§ **Your objective**:
Report every line from the following entries that contains the string "Development".

§ **Listed entries**:
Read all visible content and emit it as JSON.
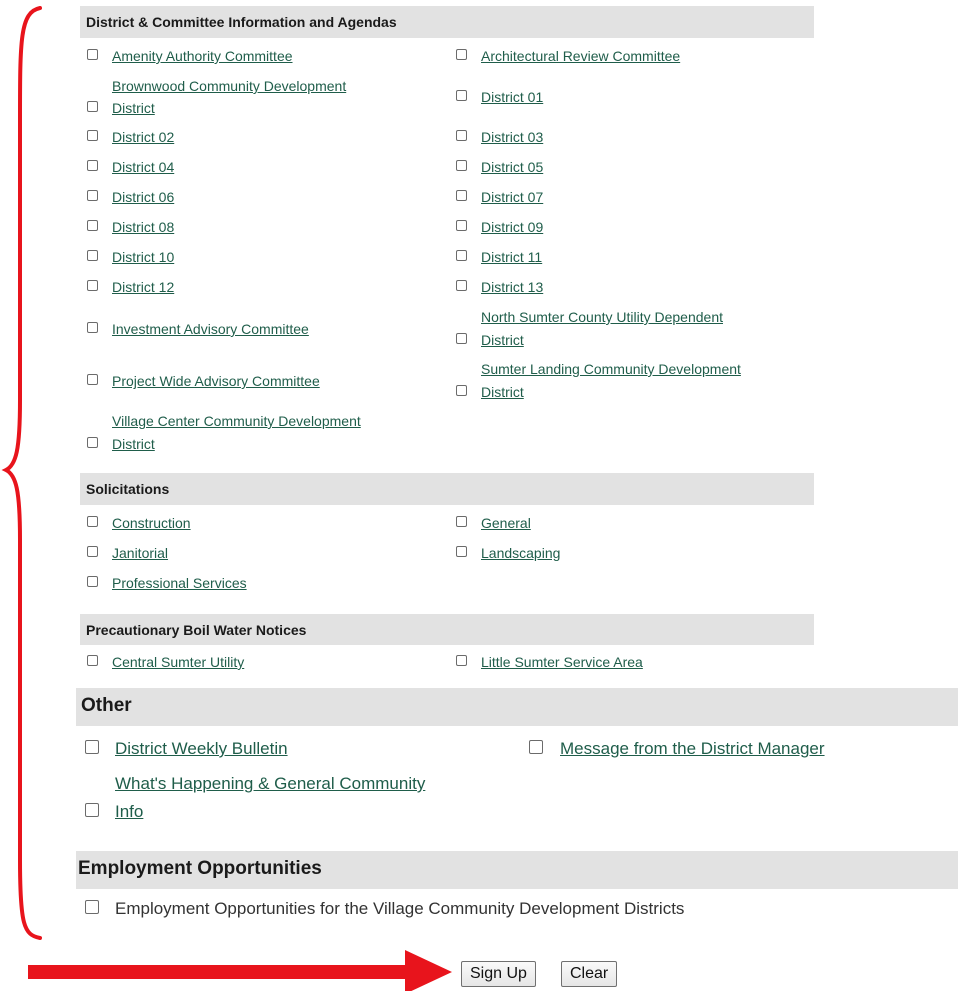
{
  "sections": {
    "district": {
      "title": "District & Committee Information and Agendas",
      "items": [
        "Amenity Authority Committee",
        "Architectural Review Committee",
        "Brownwood Community Development",
        "District",
        "District 01",
        "District 02",
        "District 03",
        "District 04",
        "District 05",
        "District 06",
        "District 07",
        "District 08",
        "District 09",
        "District 10",
        "District 11",
        "District 12",
        "District 13",
        "Investment Advisory Committee",
        "North Sumter County Utility Dependent",
        "District",
        "Project Wide Advisory Committee",
        "Sumter Landing Community Development",
        "District",
        "Village Center Community Development",
        "District"
      ]
    },
    "solicitations": {
      "title": "Solicitations",
      "items": [
        "Construction",
        "General",
        "Janitorial",
        "Landscaping",
        "Professional Services"
      ]
    },
    "boil": {
      "title": "Precautionary Boil Water Notices",
      "items": [
        "Central Sumter Utility",
        "Little Sumter Service Area"
      ]
    },
    "other": {
      "title": "Other",
      "items": [
        "District Weekly Bulletin",
        "Message from the District Manager",
        "What's Happening & General Community",
        "Info"
      ]
    },
    "employment": {
      "title": "Employment Opportunities",
      "items": [
        "Employment Opportunities for the Village Community Development Districts"
      ]
    }
  },
  "buttons": {
    "signup": "Sign Up",
    "clear": "Clear"
  },
  "annotation_color": "#e8141c"
}
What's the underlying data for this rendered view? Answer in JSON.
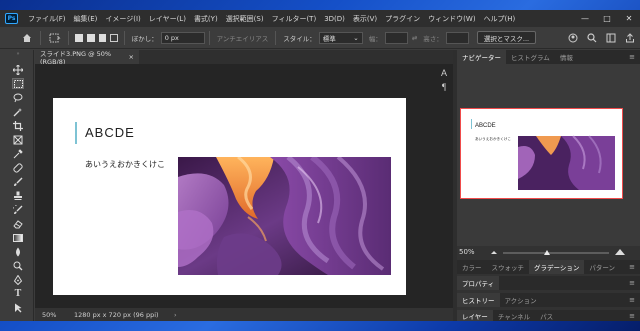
{
  "menubar": {
    "logo": "Ps",
    "items": [
      "ファイル(F)",
      "編集(E)",
      "イメージ(I)",
      "レイヤー(L)",
      "書式(Y)",
      "選択範囲(S)",
      "フィルター(T)",
      "3D(D)",
      "表示(V)",
      "プラグイン",
      "ウィンドウ(W)",
      "ヘルプ(H)"
    ],
    "window_controls": [
      "—",
      "□",
      "✕"
    ]
  },
  "options": {
    "feather_label": "ぼかし：",
    "feather_value": "0 px",
    "antialias_label": "アンチエイリアス",
    "style_label": "スタイル：",
    "style_value": "標準",
    "width_label": "幅：",
    "height_label": "高さ：",
    "select_mask_button": "選択とマスク..."
  },
  "document": {
    "tab_title": "スライド3.PNG @ 50% (RGB/8)",
    "tab_close": "×",
    "slide_title": "ABCDE",
    "slide_text": "あいうえおかきくけこ",
    "status_zoom": "50%",
    "status_info": "1280 px x 720 px (96 ppi)",
    "status_arrow": "›"
  },
  "panels": {
    "top_tabs": [
      "ナビゲーター",
      "ヒストグラム",
      "情報"
    ],
    "nav_zoom": "50%",
    "row2_tabs": [
      "カラー",
      "スウォッチ",
      "グラデーション",
      "パターン"
    ],
    "row3_tabs": [
      "プロパティ"
    ],
    "row4_tabs": [
      "ヒストリー",
      "アクション"
    ],
    "row5_tabs": [
      "レイヤー",
      "チャンネル",
      "パス"
    ],
    "menu_glyph": "≡"
  },
  "colors": {
    "accent_bar": "#7ec3d4",
    "navigator_frame": "#f04b4b",
    "ps_blue": "#31a8ff"
  }
}
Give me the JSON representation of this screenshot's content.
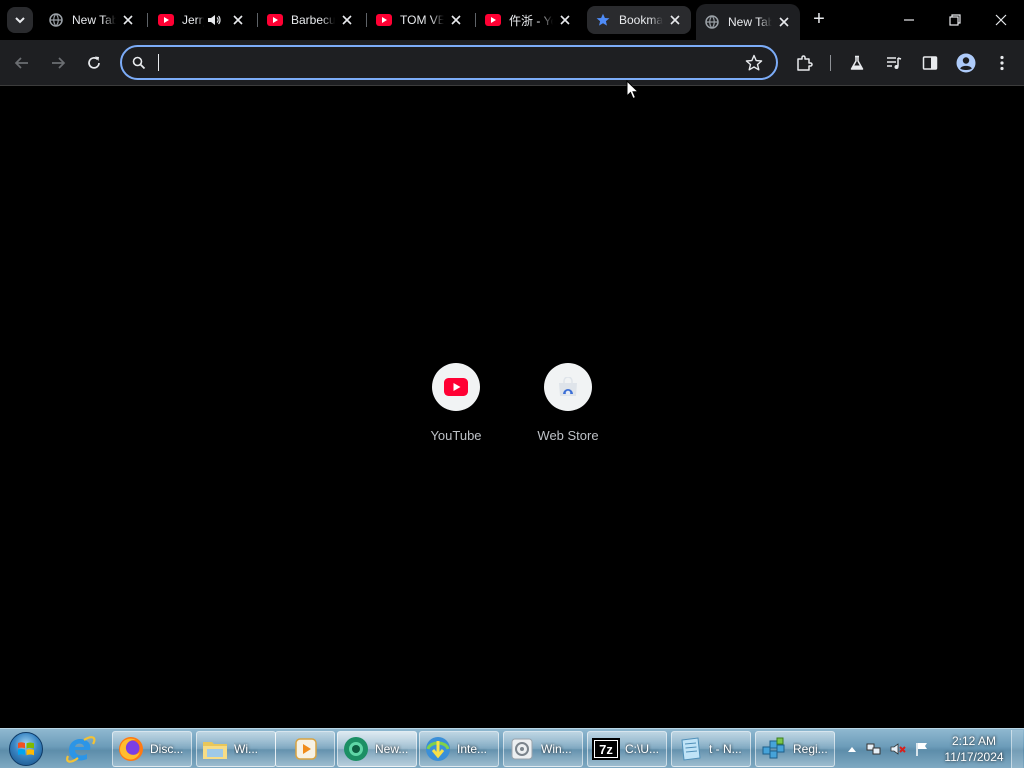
{
  "browser": {
    "tabs": [
      {
        "title": "New Tab",
        "favicon": "globe-icon",
        "state": "normal"
      },
      {
        "title": "Jerry",
        "favicon": "youtube-icon",
        "state": "audio"
      },
      {
        "title": "Barbecue",
        "favicon": "youtube-icon",
        "state": "normal"
      },
      {
        "title": "TOM VE",
        "favicon": "youtube-icon",
        "state": "normal"
      },
      {
        "title": "仵浙 - YouTube",
        "favicon": "youtube-icon",
        "state": "normal"
      },
      {
        "title": "Bookmarks",
        "favicon": "star-icon",
        "state": "highlighted"
      },
      {
        "title": "New Tab",
        "favicon": "globe-icon",
        "state": "active"
      }
    ],
    "new_tab_symbol": "+",
    "omnibox": {
      "value": "",
      "placeholder": ""
    },
    "accent": "#7cacf8"
  },
  "shortcuts": [
    {
      "label": "YouTube",
      "icon": "youtube-icon"
    },
    {
      "label": "Web Store",
      "icon": "web-store-icon"
    }
  ],
  "taskbar": {
    "tasks": [
      {
        "label": "Disc...",
        "icon": "firefox-icon"
      },
      {
        "label": "Wi...",
        "icon": "folder-icon"
      },
      {
        "label": "",
        "icon": "media-player-icon"
      },
      {
        "label": "New...",
        "icon": "chrome-like-icon"
      },
      {
        "label": "Inte...",
        "icon": "download-manager-icon"
      },
      {
        "label": "Win...",
        "icon": "disc-app-icon"
      },
      {
        "label": "C:\\U...",
        "icon": "7zip-icon"
      },
      {
        "label": "t - N...",
        "icon": "notepad-icon"
      },
      {
        "label": "Regi...",
        "icon": "registry-icon"
      }
    ],
    "clock": {
      "time": "2:12 AM",
      "date": "11/17/2024"
    }
  }
}
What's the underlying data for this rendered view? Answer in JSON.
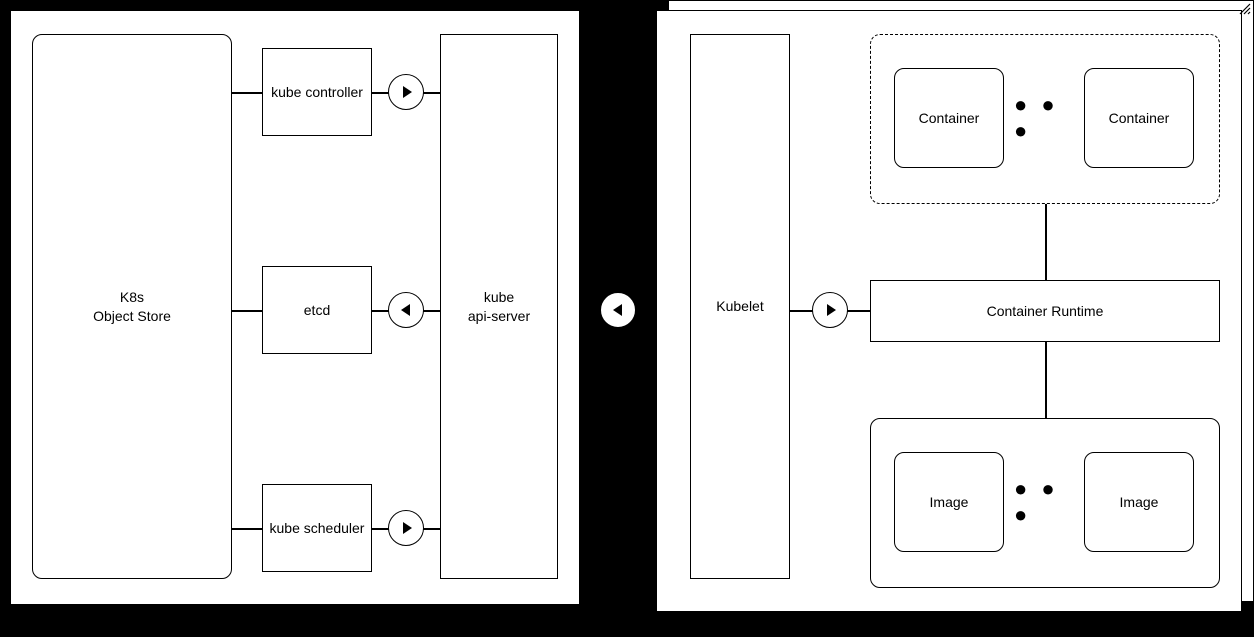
{
  "left": {
    "object_store": "K8s\nObject Store",
    "controller": "kube controller",
    "etcd": "etcd",
    "scheduler": "kube scheduler",
    "api_server": "kube\napi-server"
  },
  "right": {
    "kubelet": "Kubelet",
    "runtime": "Container Runtime",
    "container": "Container",
    "image": "Image"
  },
  "ellipsis": "● ● ●"
}
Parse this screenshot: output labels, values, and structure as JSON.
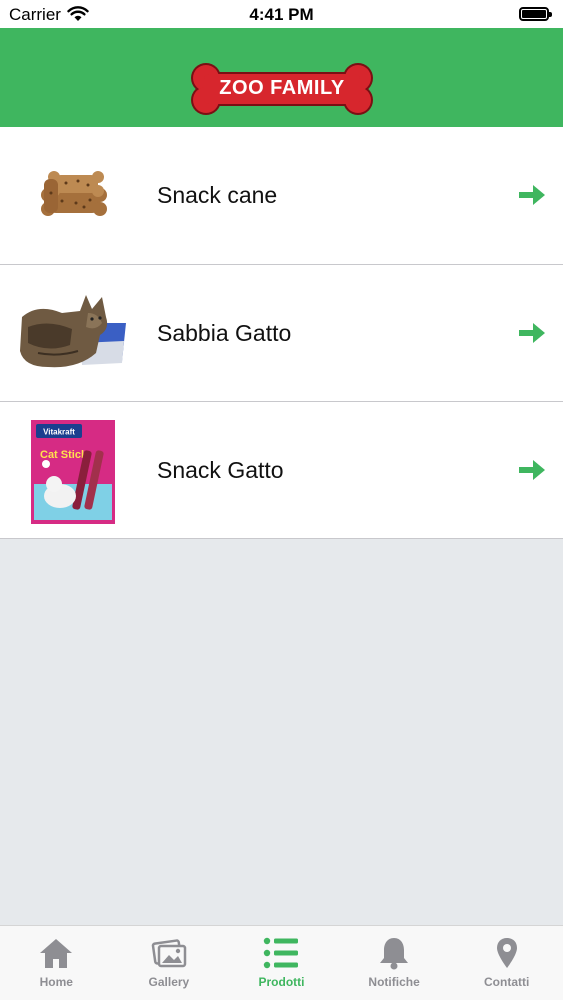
{
  "status_bar": {
    "carrier": "Carrier",
    "time": "4:41 PM"
  },
  "header": {
    "logo_text": "ZOO FAMILY",
    "brand_color": "#3fb65f",
    "logo_color": "#d7262d"
  },
  "products": [
    {
      "label": "Snack cane",
      "thumb": "dog-biscuit-image"
    },
    {
      "label": "Sabbia Gatto",
      "thumb": "cat-litter-image"
    },
    {
      "label": "Snack Gatto",
      "thumb": "cat-stick-package-image"
    }
  ],
  "package_text": {
    "brand": "Vitakraft",
    "product": "Cat Stick"
  },
  "tabs": [
    {
      "label": "Home",
      "icon": "home-icon",
      "active": false
    },
    {
      "label": "Gallery",
      "icon": "gallery-icon",
      "active": false
    },
    {
      "label": "Prodotti",
      "icon": "list-icon",
      "active": true
    },
    {
      "label": "Notifiche",
      "icon": "bell-icon",
      "active": false
    },
    {
      "label": "Contatti",
      "icon": "location-pin-icon",
      "active": false
    }
  ],
  "colors": {
    "active_tab": "#3fb65f",
    "inactive_tab": "#8e8e93",
    "arrow": "#3fb65f"
  }
}
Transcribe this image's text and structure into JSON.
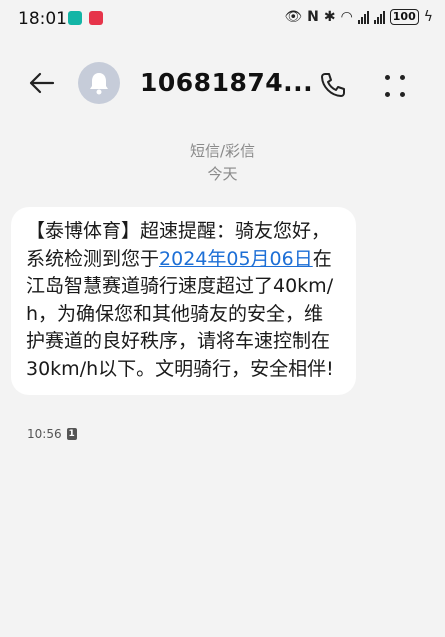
{
  "status_bar": {
    "time": "18:01",
    "battery": "100",
    "app_badge1_color": "#13b5a6",
    "app_badge2_color": "#e6344a"
  },
  "header": {
    "title": "10681874...",
    "back_icon": "arrow-left-icon",
    "call_icon": "phone-icon",
    "more_icon": "more-dots-icon"
  },
  "thread": {
    "channel": "短信/彩信",
    "date": "今天"
  },
  "message": {
    "text_before": "【泰博体育】超速提醒：骑友您好，系统检测到您于",
    "date_link": "2024年05月06日",
    "text_after": "在江岛智慧赛道骑行速度超过了40km/h，为确保您和其他骑友的安全，维护赛道的良好秩序，请将车速控制在30km/h以下。文明骑行，安全相伴!",
    "time": "10:56",
    "sim": "1",
    "link_color": "#1d6fd6"
  }
}
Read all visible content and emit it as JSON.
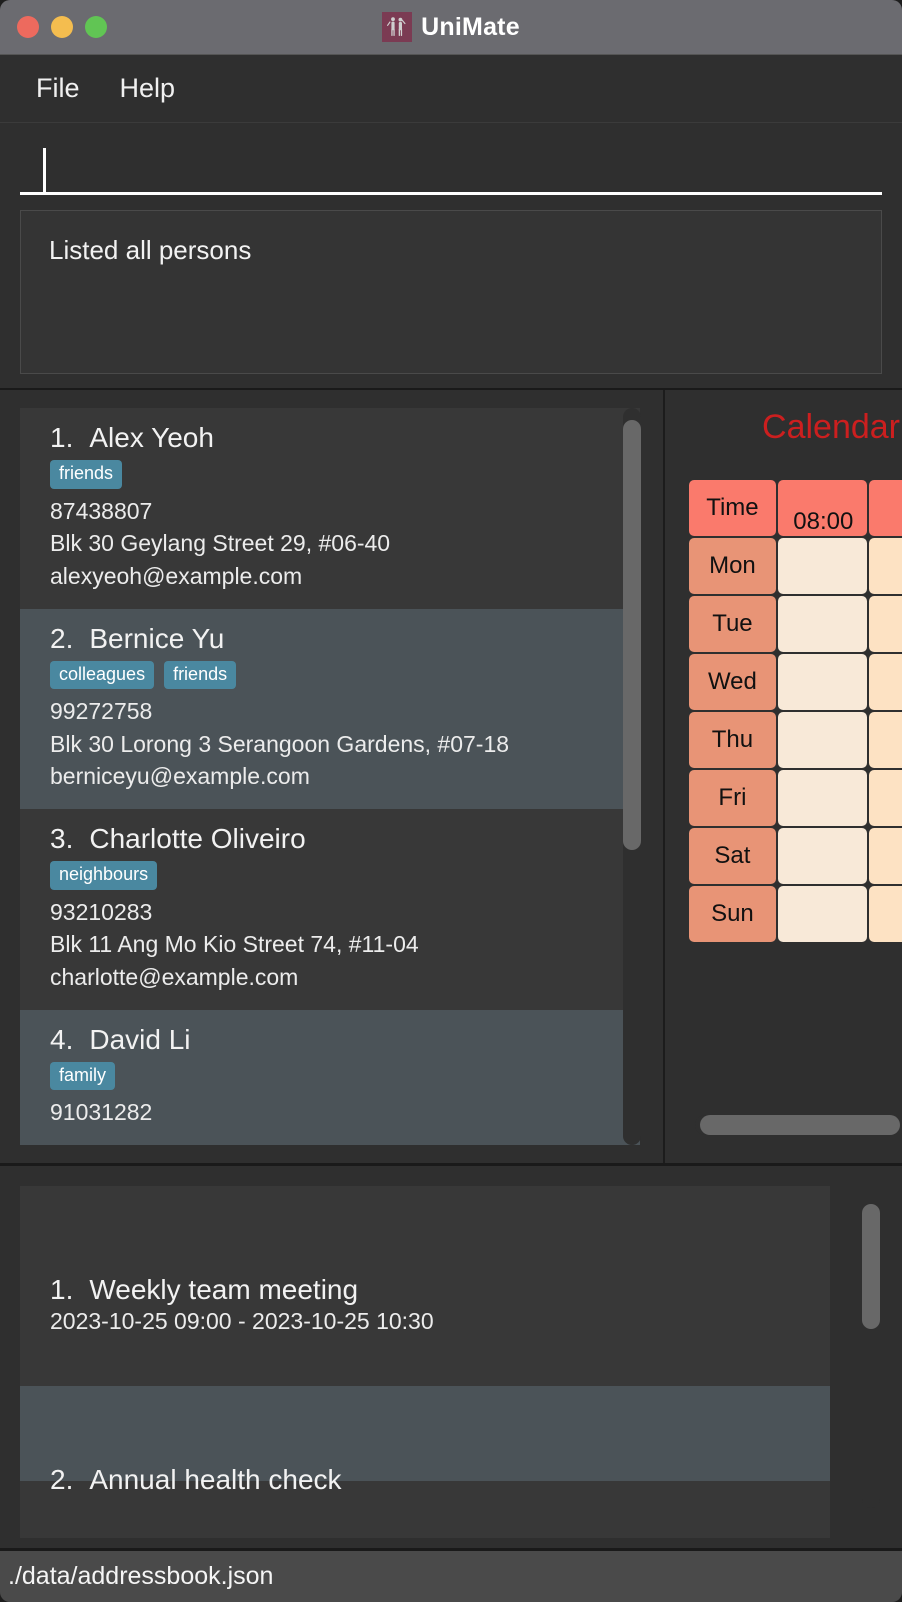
{
  "window": {
    "title": "UniMate",
    "app_icon": "two-people-icon",
    "traffic_lights": [
      "close-button",
      "minimize-button",
      "maximize-button"
    ],
    "colors": {
      "titlebar": "#6b6b70",
      "app_icon_bg": "#7b3b53",
      "close": "#ed6a5e",
      "minimize": "#f4bd4f",
      "maximize": "#61c554",
      "tag": "#4a88a0",
      "calendar_title": "#cc1f1f",
      "cal_header": "#fa7a6c",
      "cal_dayhead": "#e89476"
    }
  },
  "menubar": {
    "items": [
      {
        "label": "File"
      },
      {
        "label": "Help"
      }
    ]
  },
  "command": {
    "value": "",
    "placeholder": ""
  },
  "result": {
    "text": "Listed all persons"
  },
  "persons": {
    "items": [
      {
        "index": "1.",
        "name": "Alex Yeoh",
        "tags": [
          "friends"
        ],
        "phone": "87438807",
        "address": "Blk 30 Geylang Street 29, #06-40",
        "email": "alexyeoh@example.com"
      },
      {
        "index": "2.",
        "name": "Bernice Yu",
        "tags": [
          "colleagues",
          "friends"
        ],
        "phone": "99272758",
        "address": "Blk 30 Lorong 3 Serangoon Gardens, #07-18",
        "email": "berniceyu@example.com"
      },
      {
        "index": "3.",
        "name": "Charlotte Oliveiro",
        "tags": [
          "neighbours"
        ],
        "phone": "93210283",
        "address": "Blk 11 Ang Mo Kio Street 74, #11-04",
        "email": "charlotte@example.com"
      },
      {
        "index": "4.",
        "name": "David Li",
        "tags": [
          "family"
        ],
        "phone": "91031282",
        "address": "",
        "email": ""
      }
    ]
  },
  "calendar": {
    "title": "Calendar",
    "time_header": "Time",
    "columns": [
      "08:00"
    ],
    "days": [
      "Mon",
      "Tue",
      "Wed",
      "Thu",
      "Fri",
      "Sat",
      "Sun"
    ]
  },
  "events": {
    "items": [
      {
        "index": "1.",
        "title": "Weekly team meeting",
        "range": "2023-10-25 09:00 - 2023-10-25 10:30"
      },
      {
        "index": "2.",
        "title": "Annual health check",
        "range": ""
      }
    ]
  },
  "status": {
    "path": "./data/addressbook.json"
  }
}
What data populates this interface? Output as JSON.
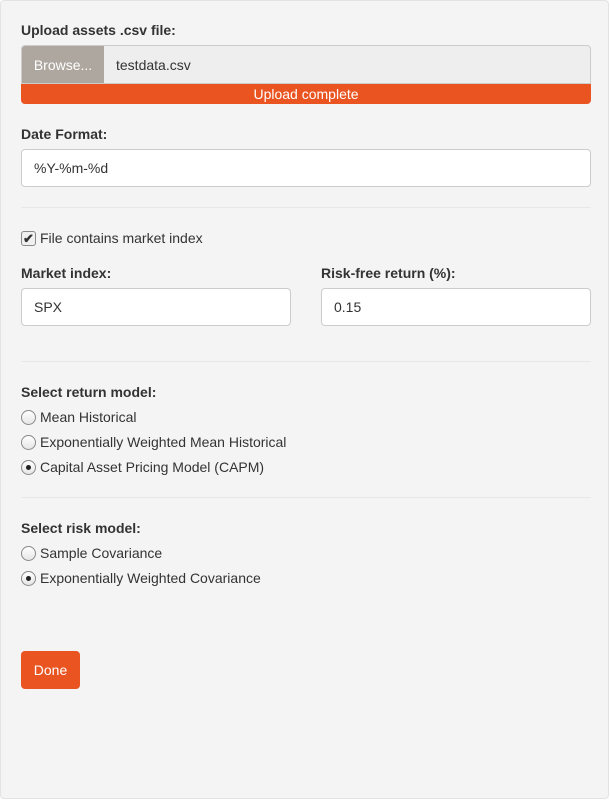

§ **Task solution**:
        "Brownwood Community Development",
        "Sumter Landing Community Development",
        "Village Center Community Development",
        "Employment Opportunities for the Village Community Development Districts"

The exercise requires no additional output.